Experience the joy of décor and design, restoration and rebirth, color and comfort—all in the enchanting locale of Louisiana. A New Orleans-based interior designer, Valorie Hart expertly leads a private tour of the most fashionable homes in the state. Sara Essex Bradley's photographs document the personality of Louisiana’s homes, from the formal Greek revival house to the warm Creole cottage, the pre-Civil war beauty to the kitschy '50s-style ranch, the grand Victorian to the modern urban loft. This is not simply a design inspiration book, but rather a thoughtful compilation of homeowners' personal stories of restoring and redesigning their dream houses—the stories of the "house-proud." In addition to Debra Shriver's forward, Hart gives her creative expertise on re-purposing furniture, displaying art collections, creating extra rooms, and rethinking storage. Hart presents us with today's Louisiana homes: the feel of southern hospitality married with a look of contemporary chic.
About the Authors:

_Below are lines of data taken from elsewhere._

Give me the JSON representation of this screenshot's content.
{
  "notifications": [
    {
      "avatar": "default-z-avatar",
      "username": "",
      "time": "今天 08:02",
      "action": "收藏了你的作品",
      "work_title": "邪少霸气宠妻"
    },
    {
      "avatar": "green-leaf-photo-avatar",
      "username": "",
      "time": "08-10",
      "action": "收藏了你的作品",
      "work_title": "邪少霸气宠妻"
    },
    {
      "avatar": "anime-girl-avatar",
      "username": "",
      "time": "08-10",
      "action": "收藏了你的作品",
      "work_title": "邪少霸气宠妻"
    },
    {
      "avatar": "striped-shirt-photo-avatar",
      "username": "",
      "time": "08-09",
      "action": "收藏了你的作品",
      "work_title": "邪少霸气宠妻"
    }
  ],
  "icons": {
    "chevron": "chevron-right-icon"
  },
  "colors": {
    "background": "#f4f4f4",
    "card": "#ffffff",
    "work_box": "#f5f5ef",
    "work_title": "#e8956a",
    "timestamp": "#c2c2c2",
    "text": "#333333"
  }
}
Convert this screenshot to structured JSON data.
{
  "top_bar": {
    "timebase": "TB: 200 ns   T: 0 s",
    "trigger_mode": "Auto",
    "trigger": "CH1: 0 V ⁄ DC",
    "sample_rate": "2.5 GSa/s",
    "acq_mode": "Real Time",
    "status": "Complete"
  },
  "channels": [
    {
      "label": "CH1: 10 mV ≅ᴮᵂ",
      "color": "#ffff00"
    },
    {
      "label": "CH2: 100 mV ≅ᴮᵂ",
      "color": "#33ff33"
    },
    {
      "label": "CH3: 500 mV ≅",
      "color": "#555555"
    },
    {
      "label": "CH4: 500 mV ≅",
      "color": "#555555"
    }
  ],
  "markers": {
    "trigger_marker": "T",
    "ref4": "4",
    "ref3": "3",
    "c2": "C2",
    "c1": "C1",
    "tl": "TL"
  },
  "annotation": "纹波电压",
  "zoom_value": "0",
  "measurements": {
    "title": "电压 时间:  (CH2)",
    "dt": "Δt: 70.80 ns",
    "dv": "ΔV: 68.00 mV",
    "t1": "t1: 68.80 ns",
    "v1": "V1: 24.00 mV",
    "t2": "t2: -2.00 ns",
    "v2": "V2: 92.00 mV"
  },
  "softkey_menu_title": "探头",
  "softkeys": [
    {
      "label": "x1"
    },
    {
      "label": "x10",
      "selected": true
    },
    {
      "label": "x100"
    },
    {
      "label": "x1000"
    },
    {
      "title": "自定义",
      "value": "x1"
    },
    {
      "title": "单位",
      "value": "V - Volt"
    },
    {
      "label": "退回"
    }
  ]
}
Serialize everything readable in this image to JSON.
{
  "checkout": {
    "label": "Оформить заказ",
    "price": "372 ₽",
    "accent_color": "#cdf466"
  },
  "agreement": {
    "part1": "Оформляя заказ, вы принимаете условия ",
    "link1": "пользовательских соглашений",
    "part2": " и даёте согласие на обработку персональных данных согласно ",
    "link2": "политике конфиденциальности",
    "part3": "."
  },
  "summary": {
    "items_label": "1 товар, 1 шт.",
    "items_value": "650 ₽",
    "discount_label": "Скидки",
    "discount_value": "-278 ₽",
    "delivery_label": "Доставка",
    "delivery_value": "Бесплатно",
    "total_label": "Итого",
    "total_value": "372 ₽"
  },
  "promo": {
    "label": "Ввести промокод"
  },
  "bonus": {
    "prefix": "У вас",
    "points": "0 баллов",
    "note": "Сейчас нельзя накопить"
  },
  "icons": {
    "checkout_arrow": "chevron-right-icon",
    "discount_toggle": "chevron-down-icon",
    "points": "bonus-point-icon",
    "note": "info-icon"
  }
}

Valorie Hart is an experienced interior designer and decorator and writes for the popular design blog "The Visual Vamp." Hart's writings have also appeared in New Orleans Homes & Lifestyles, GO NOLA, and House of Fifty Ideas for Inspired Living. She considers herself a "New New"—a New Yorker transplanted in New Orleans—and lives in a restored antique shotgun house in New Orleans' Irish Channel neighborhood with her husband, Alberto.
Debra Shriver is a twelfth-generation Southerner, admitted Francophile, and devotee of jazz music. In the wake of Hurricane Katrina, she and her journalist husband bought and lovingly restored an 1830s Greek Revival home in the city's historic Vieux Carre neighborhood, and chronicled her incredible story in Stealing Magnolias: Tales From a New Orleans Courtyard (Glitterati 2010). She is a media executive at Hearst Corporation and sits on the boards of the New Orleans Museum of Art, the New Orleans Center for Creative Arts, and the Apollo Theater Foundation in Harlem. Shriver is a self-professed "New-New," dividing her time between New York and New Orleans.